Walking is great exercise
Walking is great exercise

Exercise has so many benefits. Even just a little bit of light exercise maybe 20 minutes a day, 3 to 4 times a week can have great results. Being fit and exercising regularly will make you feel happier, is good for your muscles and bones and it helps your skin stay healthy. 

As you exercise it releases hormones in your body that help give you more energy and can help with weight loss. Exercising will also help with brain health and memory as well as reducing your risk or heart disease.

If you don’t already have a regular exercise routine I recommend that you add an energizing walk or some strengthening yoga into your schedule. 

Be Grateful
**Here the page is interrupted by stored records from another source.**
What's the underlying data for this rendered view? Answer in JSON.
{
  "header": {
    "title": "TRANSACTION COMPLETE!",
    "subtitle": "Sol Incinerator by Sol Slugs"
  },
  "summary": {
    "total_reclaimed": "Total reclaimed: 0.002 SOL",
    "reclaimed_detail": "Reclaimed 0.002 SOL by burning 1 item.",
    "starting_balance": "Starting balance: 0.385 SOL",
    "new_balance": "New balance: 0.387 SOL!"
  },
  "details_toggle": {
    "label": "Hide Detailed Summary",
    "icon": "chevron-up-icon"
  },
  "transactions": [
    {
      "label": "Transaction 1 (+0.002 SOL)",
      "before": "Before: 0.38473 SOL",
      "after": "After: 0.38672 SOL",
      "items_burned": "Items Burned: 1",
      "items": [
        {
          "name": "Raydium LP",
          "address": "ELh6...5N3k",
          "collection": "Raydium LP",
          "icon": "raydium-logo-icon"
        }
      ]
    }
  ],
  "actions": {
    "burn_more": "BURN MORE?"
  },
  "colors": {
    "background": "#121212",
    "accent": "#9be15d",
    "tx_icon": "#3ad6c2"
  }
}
I follow my husband’s hispanic tradition of saying “muchas gracias” after eating a meal. In this simple statement you are saying “thank you” to the person who prepared the food, to the person who bought it, the earth for growing it, and the higher being for providing it.
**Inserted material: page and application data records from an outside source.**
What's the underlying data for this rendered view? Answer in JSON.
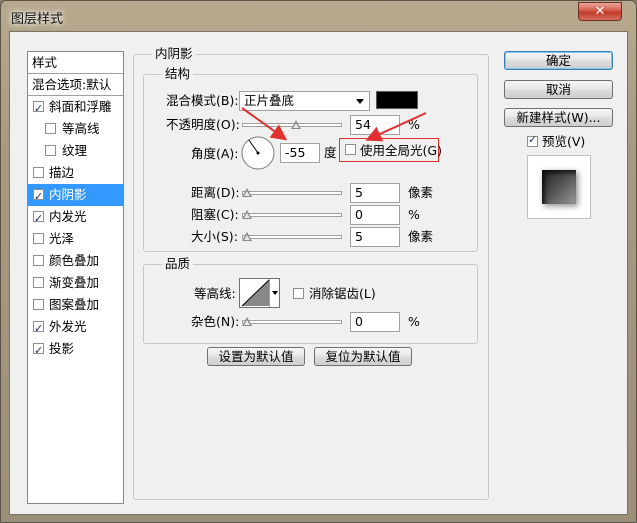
{
  "window": {
    "title": "图层样式",
    "close_glyph": "✕"
  },
  "styles_list": {
    "header": "样式",
    "items": [
      {
        "label": "混合选项:默认",
        "checkbox": false,
        "checked": false,
        "indent": false,
        "selected": false
      },
      {
        "label": "斜面和浮雕",
        "checkbox": true,
        "checked": true,
        "indent": false,
        "selected": false
      },
      {
        "label": "等高线",
        "checkbox": true,
        "checked": false,
        "indent": true,
        "selected": false
      },
      {
        "label": "纹理",
        "checkbox": true,
        "checked": false,
        "indent": true,
        "selected": false
      },
      {
        "label": "描边",
        "checkbox": true,
        "checked": false,
        "indent": false,
        "selected": false
      },
      {
        "label": "内阴影",
        "checkbox": true,
        "checked": true,
        "indent": false,
        "selected": true
      },
      {
        "label": "内发光",
        "checkbox": true,
        "checked": true,
        "indent": false,
        "selected": false
      },
      {
        "label": "光泽",
        "checkbox": true,
        "checked": false,
        "indent": false,
        "selected": false
      },
      {
        "label": "颜色叠加",
        "checkbox": true,
        "checked": false,
        "indent": false,
        "selected": false
      },
      {
        "label": "渐变叠加",
        "checkbox": true,
        "checked": false,
        "indent": false,
        "selected": false
      },
      {
        "label": "图案叠加",
        "checkbox": true,
        "checked": false,
        "indent": false,
        "selected": false
      },
      {
        "label": "外发光",
        "checkbox": true,
        "checked": true,
        "indent": false,
        "selected": false
      },
      {
        "label": "投影",
        "checkbox": true,
        "checked": true,
        "indent": false,
        "selected": false
      }
    ]
  },
  "inner_shadow": {
    "panel_title": "内阴影",
    "structure": {
      "title": "结构",
      "blend_mode_label": "混合模式(B):",
      "blend_mode_value": "正片叠底",
      "color": "#000000",
      "opacity_label": "不透明度(O):",
      "opacity_value": "54",
      "opacity_unit": "%",
      "angle_label": "角度(A):",
      "angle_value": "-55",
      "angle_unit": "度",
      "global_light_label": "使用全局光(G)",
      "global_light_checked": false,
      "distance_label": "距离(D):",
      "distance_value": "5",
      "distance_unit": "像素",
      "choke_label": "阻塞(C):",
      "choke_value": "0",
      "choke_unit": "%",
      "size_label": "大小(S):",
      "size_value": "5",
      "size_unit": "像素"
    },
    "quality": {
      "title": "品质",
      "contour_label": "等高线:",
      "anti_alias_label": "消除锯齿(L)",
      "anti_alias_checked": false,
      "noise_label": "杂色(N):",
      "noise_value": "0",
      "noise_unit": "%"
    },
    "make_default": "设置为默认值",
    "reset_default": "复位为默认值"
  },
  "actions": {
    "ok": "确定",
    "cancel": "取消",
    "new_style": "新建样式(W)...",
    "preview_label": "预览(V)",
    "preview_checked": true
  },
  "annotation_color": "#e03030"
}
Wether you say grace before the meal, muchas gracias afterwards, or whatever your own tradition is, it is important. Even just an unspoken thought of thanks will do wonders. 
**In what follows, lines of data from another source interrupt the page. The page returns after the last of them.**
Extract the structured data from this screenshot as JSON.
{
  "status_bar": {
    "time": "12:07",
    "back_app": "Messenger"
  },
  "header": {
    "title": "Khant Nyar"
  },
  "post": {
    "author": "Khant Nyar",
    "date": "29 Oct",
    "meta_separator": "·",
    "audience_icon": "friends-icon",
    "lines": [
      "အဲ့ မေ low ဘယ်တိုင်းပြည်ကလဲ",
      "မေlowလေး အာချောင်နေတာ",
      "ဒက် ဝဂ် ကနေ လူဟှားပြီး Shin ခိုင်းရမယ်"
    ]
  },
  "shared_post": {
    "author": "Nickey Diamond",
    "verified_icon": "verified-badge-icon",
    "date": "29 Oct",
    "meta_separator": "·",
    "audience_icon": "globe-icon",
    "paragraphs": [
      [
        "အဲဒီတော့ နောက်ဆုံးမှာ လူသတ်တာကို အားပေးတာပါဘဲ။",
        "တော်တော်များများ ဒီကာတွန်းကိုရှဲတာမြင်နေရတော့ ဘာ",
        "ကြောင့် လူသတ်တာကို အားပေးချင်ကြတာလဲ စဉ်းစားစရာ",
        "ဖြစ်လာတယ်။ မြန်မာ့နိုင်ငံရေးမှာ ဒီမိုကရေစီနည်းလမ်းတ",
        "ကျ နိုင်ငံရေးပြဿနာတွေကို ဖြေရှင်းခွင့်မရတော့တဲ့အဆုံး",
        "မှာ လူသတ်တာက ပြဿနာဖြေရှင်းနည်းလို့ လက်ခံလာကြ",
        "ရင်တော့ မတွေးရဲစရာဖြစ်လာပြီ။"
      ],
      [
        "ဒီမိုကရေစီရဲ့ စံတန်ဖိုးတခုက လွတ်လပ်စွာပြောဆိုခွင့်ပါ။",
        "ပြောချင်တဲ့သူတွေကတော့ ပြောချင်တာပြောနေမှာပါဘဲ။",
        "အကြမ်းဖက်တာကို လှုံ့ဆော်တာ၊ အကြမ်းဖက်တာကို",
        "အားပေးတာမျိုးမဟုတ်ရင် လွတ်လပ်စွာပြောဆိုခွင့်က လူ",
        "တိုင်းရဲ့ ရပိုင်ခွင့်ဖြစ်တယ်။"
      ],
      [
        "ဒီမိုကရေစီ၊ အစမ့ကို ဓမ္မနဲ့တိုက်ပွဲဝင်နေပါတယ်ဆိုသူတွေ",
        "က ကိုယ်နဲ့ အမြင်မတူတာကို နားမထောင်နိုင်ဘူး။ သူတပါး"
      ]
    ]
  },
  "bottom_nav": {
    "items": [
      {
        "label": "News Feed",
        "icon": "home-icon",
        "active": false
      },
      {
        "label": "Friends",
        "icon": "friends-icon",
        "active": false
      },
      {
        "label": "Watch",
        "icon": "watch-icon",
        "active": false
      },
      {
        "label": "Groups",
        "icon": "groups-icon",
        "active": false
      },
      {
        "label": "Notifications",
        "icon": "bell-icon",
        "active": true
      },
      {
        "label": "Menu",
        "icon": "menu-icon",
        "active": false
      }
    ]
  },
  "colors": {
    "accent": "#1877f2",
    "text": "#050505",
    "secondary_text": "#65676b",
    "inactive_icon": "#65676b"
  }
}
Being thankful for our food is humbling and helps keep us connected to land and the systems that provide us with food. While there are so many food-insecure people across the world, if you are lucky enough to have food, remember to be grateful.

Fermented foods

Homemade yoghurt
Homemade yoghurt

Incorporate fermented food into your diet on a regular basis to improve your digestion and overall gut health. Ferment foods also help boost your immune system and promote a healthy body weight. Some fermented foods to try include yoghurt, kefir, kombucha, sauerkraut, kimchi, and miso.

Try my easy homemade yoghurt recipe.

Avoid MSG

Monosodium Glutamate  (MSG) is a flavor enhancer and preservative that is often added to canned and packaged foods, soups and processed meats. While considered “safe” by the FDA, MSG is known to give people headaches, sweating, facial pressure or numbness, heart palpitations, chest pain, nausea and weakness.

Because MGS has a bad rap food manufactures have started calling it other names

such as hydrolyzed protein, hydrolyzed vegetable protein, monosodium salt, monohydrate and monosodium glutamate. 

It is also known as monohydrate, monosodium L-glutamate monohydrate, sodium glutamate monohydrate and UNII-W81N5U6R6U. As if that were not complicated enough also look out for L-Glutamic acid, monosodium salt, monohydrate.glutamic acid, and autolyzed yeast.

Canned food is a great time saving option to cook with but make sure to read the labels and choose carefully. MSG is hidden in many canned and packaged goods. So be on the look out and avoid them when possible.

Don’t Microwave

I know that many of us are dependent on microwaves in the same way that we need air to breathe, but you might want to reconsider it. There is evidence that microwaves are hurting our health. 

Microwaving your food does several things. It produces free radicals in your food, these are cells which can grow into carcinogens, potentially causing cancer. Nuking also alters the chemical composition of you food, making it less nutritious. 

While I’m sure that occasional microwaving will not make a large impact in our bodies, using it on a regular basis and adds extra toxins that accumulate in our bodies over time. 

While there is a microwave in my house (my husband wants to keep it) I almost never use it. Reheating food on the stove top or in the oven is worth the extra trouble for me. Consider for yourself wether the risk outweighs the benefits. 

Here is a very good article about the health risks of microwaves complete with sited sources and scientific evidence.

Cooking Spices
Cooking Spices

I hope that these healthy eating tips give you some ideas or reminders about great ways to take care of your body. Remember that these are just loose guidelines. Nobody is perfect so don’t stress too much about strict rules, just try to achieve balance. 

Listen to your body. Hundreds of thousands of years of evolution as made you, as a human being, a  physical masterpiece. So take the time to nourish your body, mind and spirit.